[[ Dataset records open ]]

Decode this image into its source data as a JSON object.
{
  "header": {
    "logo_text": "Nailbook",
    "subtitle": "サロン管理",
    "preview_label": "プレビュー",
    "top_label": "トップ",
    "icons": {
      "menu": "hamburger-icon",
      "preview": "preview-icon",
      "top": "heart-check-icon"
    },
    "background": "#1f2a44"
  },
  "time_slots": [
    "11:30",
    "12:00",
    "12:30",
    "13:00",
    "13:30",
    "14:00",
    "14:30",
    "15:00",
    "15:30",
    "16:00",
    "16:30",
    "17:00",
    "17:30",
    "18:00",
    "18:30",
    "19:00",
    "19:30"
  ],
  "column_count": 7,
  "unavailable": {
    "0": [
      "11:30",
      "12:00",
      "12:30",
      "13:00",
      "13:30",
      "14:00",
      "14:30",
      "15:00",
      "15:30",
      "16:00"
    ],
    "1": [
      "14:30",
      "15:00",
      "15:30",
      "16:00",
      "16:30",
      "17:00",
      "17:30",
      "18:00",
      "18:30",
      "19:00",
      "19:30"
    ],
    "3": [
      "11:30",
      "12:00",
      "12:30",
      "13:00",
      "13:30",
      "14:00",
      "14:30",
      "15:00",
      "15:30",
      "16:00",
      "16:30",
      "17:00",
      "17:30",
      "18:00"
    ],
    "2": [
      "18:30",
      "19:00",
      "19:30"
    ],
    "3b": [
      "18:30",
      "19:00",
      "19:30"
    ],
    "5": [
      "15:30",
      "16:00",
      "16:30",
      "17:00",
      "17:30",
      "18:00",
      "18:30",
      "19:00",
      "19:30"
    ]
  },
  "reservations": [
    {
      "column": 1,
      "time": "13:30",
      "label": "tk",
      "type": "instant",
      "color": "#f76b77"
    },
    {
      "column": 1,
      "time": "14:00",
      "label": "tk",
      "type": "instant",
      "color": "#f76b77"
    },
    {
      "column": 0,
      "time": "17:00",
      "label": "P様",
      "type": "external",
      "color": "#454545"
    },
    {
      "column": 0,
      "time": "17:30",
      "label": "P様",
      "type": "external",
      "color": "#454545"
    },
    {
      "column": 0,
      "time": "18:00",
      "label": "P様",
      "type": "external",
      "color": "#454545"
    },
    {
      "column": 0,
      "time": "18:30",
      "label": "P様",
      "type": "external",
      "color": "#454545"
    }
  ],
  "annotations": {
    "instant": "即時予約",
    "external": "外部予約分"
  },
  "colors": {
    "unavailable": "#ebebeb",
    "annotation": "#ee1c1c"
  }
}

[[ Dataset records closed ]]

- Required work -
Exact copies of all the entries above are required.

- Solution to the exercise -
Decode this image into its source data as a JSON object.
{
  "header": {
    "logo_text": "Nailbook",
    "subtitle": "サロン管理",
    "preview_label": "プレビュー",
    "top_label": "トップ",
    "icons": {
      "menu": "hamburger-icon",
      "preview": "preview-icon",
      "top": "heart-check-icon"
    },
    "background": "#1f2a44"
  },
  "time_slots": [
    "11:30",
    "12:00",
    "12:30",
    "13:00",
    "13:30",
    "14:00",
    "14:30",
    "15:00",
    "15:30",
    "16:00",
    "16:30",
    "17:00",
    "17:30",
    "18:00",
    "18:30",
    "19:00",
    "19:30"
  ],
  "column_count": 7,
  "unavailable": {
    "0": [
      "11:30",
      "12:00",
      "12:30",
      "13:00",
      "13:30",
      "14:00",
      "14:30",
      "15:00",
      "15:30",
      "16:00"
    ],
    "1": [
      "14:30",
      "15:00",
      "15:30",
      "16:00",
      "16:30",
      "17:00",
      "17:30",
      "18:00",
      "18:30",
      "19:00",
      "19:30"
    ],
    "3": [
      "11:30",
      "12:00",
      "12:30",
      "13:00",
      "13:30",
      "14:00",
      "14:30",
      "15:00",
      "15:30",
      "16:00",
      "16:30",
      "17:00",
      "17:30",
      "18:00"
    ],
    "2": [
      "18:30",
      "19:00",
      "19:30"
    ],
    "3b": [
      "18:30",
      "19:00",
      "19:30"
    ],
    "5": [
      "15:30",
      "16:00",
      "16:30",
      "17:00",
      "17:30",
      "18:00",
      "18:30",
      "19:00",
      "19:30"
    ]
  },
  "reservations": [
    {
      "column": 1,
      "time": "13:30",
      "label": "tk",
      "type": "instant",
      "color": "#f76b77"
    },
    {
      "column": 1,
      "time": "14:00",
      "label": "tk",
      "type": "instant",
      "color": "#f76b77"
    },
    {
      "column": 0,
      "time": "17:00",
      "label": "P様",
      "type": "external",
      "color": "#454545"
    },
    {
      "column": 0,
      "time": "17:30",
      "label": "P様",
      "type": "external",
      "color": "#454545"
    },
    {
      "column": 0,
      "time": "18:00",
      "label": "P様",
      "type": "external",
      "color": "#454545"
    },
    {
      "column": 0,
      "time": "18:30",
      "label": "P様",
      "type": "external",
      "color": "#454545"
    }
  ],
  "annotations": {
    "instant": "即時予約",
    "external": "外部予約分"
  },
  "colors": {
    "unavailable": "#ebebeb",
    "annotation": "#ee1c1c"
  }
}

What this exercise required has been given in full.